The kilt was back on as this modern Scottish swimming hero received his medal from one of the all-time greats, David Wilkie, the 1972 Olympic 200m breaststroke gold medallist. Having taken the team medal haul into double figures - three gold, three silver and four bronze in all - Wallace was lapping up every moment of it saying that all the hoopla was only ever going to help him.
"It's the last night as a host nation. Even if you're not swimming your heart rate's up the whole night and it's just an unforgettable experience for everyone," he said of his team's reaction to his emergence from the call room.
"That [shouting 'for freedom'] was just them having a bit of fun with me and I loved it. I was having a bit of a laugh before we dived in but I was still focused and I just enjoyed myself.
"I'm the kind of guy that thrives off that kind of energy and the crowd definitely had a huge part in my whole week's swimming results. You can hear them the last 50, the first 50 and when you walk out. It's absolutely unforgettable and I just loved it all.
"It was a team decision [to wear the kilt]. All Team Scotland are wearing them out on poolside. It's just a great experience and we're all just enjoying ourselves so I thought it would be a nice touch and I think the crowd really liked it.
"Being Scottish all these little things are just a bit of fun. It's definitely the most fun I've ever had at a meet.
"It's been amazing. I've had so many people reach out to me to tell me how well I've done, how I've made Scotland proud and that really has warmed my heart to touch so many people."
The scheduling had worked out superbly, allowing all three of Scotland's gold medallists to take a final plunge in front of the rapturous Tollcross crowd last night and clearly revelled in the warmth of their reception.
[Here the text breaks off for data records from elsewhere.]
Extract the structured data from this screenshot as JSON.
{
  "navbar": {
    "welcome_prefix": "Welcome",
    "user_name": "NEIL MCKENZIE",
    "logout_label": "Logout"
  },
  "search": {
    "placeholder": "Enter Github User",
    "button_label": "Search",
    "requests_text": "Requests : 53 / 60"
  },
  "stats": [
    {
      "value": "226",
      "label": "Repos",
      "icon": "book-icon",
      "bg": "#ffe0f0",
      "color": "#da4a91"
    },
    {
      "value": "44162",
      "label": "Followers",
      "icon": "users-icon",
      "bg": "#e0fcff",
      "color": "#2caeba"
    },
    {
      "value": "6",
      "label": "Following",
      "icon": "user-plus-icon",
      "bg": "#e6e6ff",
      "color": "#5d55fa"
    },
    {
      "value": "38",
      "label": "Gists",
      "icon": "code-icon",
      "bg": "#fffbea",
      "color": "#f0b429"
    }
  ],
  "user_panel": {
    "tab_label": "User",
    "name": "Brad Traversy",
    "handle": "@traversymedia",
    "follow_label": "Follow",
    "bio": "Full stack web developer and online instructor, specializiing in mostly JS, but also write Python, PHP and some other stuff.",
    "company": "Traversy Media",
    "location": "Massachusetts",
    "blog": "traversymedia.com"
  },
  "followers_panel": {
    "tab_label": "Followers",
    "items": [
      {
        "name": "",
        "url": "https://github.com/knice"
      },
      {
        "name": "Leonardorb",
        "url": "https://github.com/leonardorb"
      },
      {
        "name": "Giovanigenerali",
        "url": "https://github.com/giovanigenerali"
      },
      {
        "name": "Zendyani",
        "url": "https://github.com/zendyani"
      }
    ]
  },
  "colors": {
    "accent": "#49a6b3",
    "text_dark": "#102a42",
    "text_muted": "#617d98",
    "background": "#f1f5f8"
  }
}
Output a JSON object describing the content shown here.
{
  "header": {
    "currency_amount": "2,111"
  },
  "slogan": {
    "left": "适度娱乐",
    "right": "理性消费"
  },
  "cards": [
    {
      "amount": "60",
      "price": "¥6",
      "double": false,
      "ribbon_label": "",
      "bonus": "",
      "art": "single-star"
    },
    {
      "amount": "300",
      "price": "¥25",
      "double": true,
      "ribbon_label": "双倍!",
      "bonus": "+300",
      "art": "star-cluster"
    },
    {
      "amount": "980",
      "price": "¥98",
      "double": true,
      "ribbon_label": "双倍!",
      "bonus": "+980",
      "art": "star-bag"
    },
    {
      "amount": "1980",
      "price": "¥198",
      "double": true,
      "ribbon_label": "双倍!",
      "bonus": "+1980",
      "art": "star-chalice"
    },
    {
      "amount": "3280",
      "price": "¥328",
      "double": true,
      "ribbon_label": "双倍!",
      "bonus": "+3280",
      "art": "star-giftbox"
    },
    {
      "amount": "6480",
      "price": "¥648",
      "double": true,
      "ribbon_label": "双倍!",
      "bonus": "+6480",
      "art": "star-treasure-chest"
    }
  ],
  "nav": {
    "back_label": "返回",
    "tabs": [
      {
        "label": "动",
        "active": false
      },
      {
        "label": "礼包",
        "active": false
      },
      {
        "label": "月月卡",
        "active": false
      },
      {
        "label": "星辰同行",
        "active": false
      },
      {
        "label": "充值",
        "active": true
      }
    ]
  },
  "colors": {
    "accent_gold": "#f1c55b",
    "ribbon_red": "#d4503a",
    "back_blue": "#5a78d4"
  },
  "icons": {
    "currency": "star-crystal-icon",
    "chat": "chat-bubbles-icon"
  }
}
There was another flurry of kilts as Ross Murdoch, winner of the men's 200 metres breaststroke and team-mates Ryan Bennett, Cameron Brodie and Robbie Renwick arrived for the final race, the 4x100m medley and while they could only manage seventh place as England rounded off their superb meet, it hardly seemed to matter because it was clearly time to party.
Before all of that Hannah Miley had once again cranked up the atmosphere at the start of the evening finally bringing her ridiculous schedule to a close in the 400m freestyle where she just missed out on a third medal on what was her 13th outing across the six days, finishing fourth behind New Zealand's Lauren Boyle, who set a new Games record of 4:04.47, Jazz Carlin of Wales and Bronte Barratt of Australia.
Kathleen Dawson finished fifth in the women's 50m backstroke and, along with team-mates Katie Armitage, Fiona Donnelly and Sian Harkin, fourth in the 4x100m medley relay, while Stephen Milne finished fifth in the 1500m freestyle.